March crashing its green fruit
against the re-given sky, you mute the TV news,
with its looped reels of smoke
shrouding the dissembled and fallen.
Outside, the fields are a voice-box hallelujah—
all those iris noosing cobalt blue,
vernal debris trembling fritillaries and trillium.
Commentary seems beside the point.
Like this black swallowtail weaving through
your clothesline hung with underwear and bras.
Random brightness. The wrong things
shining. Death is a plea bargain you made
under threat of never being born.
And spring, a gorgeous parole.
Nicasio reservoir decanting a winter of good rain.
A four-point buck staring towards the Pacific,
his ears like paired kites tugged by wind.
Your daughter’s voice levitating through the phone lines
back to you. We all believe
what we want to believe. Somewhere, the fog has lifted.
New suicide vests hang unexploded on hooks.
The list of dead and injured pause in their rise.
Go ahead. Sooner or later
we all need to turn the volume back on.
Julia B. Levine has won numerous awards for her work, including the 2015 Northern California Book Award in Poetry for her latest collection, Small Disasters Seen in Sunlight, (LSU press 2014) as well as the 2003 Tampa Review Prize for her collection, Ask; the 1998 Anhinga Poetry Prize and bronze medal from Foreword magazine for her first collection, Practicing for Heaven, as well as a Neruda Award from Nimrod, and a Discovery/The Nation award. Widely published, her work has been anthologized in The Places That Inhabit Us, The Autumn House Anthology of Contemporary American Poetry, and The Bloomsbury Anthology of Contemporary Jewish American Poetry.

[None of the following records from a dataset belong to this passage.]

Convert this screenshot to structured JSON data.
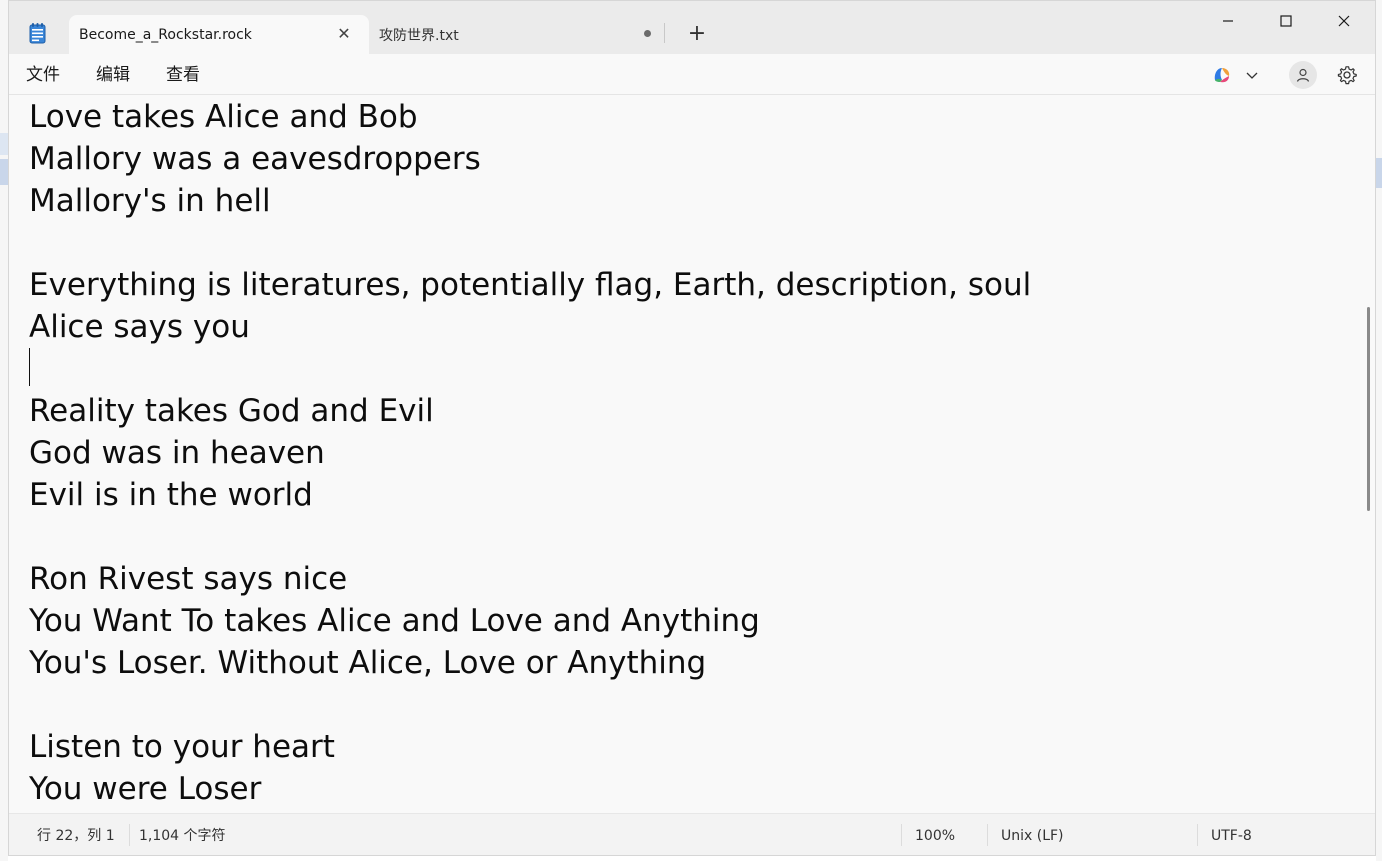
{
  "tabs": [
    {
      "title": "Become_a_Rockstar.rock",
      "active": true,
      "close_glyph": "✕"
    },
    {
      "title": "攻防世界.txt",
      "active": false,
      "unsaved": true
    }
  ],
  "new_tab_glyph": "+",
  "menu": {
    "file": "文件",
    "edit": "编辑",
    "view": "查看"
  },
  "editor": {
    "lines": [
      "Love takes Alice and Bob",
      "Mallory was a eavesdroppers",
      "Mallory's in hell",
      "",
      "Everything is literatures, potentially flag, Earth, description, soul",
      "Alice says you",
      "",
      "Reality takes God and Evil",
      "God was in heaven",
      "Evil is in the world",
      "",
      "Ron Rivest says nice",
      "You Want To takes Alice and Love and Anything",
      "You's Loser. Without Alice, Love or Anything",
      "",
      "Listen to your heart",
      "You were Loser"
    ]
  },
  "status": {
    "position": "行 22，列 1",
    "char_count": "1,104 个字符",
    "zoom": "100%",
    "line_ending": "Unix (LF)",
    "encoding": "UTF-8"
  },
  "icons": {
    "app": "notepad-icon",
    "copilot": "copilot-icon",
    "account": "account-icon",
    "settings": "gear-icon"
  },
  "colors": {
    "titlebar": "#ebebeb",
    "editor_bg": "#f9f9f9",
    "text": "#0d0d0d",
    "app_icon_blue": "#2b79d0"
  }
}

She received a PhD in clinical psychology from UC Berkeley, and lives and works in Davis, California.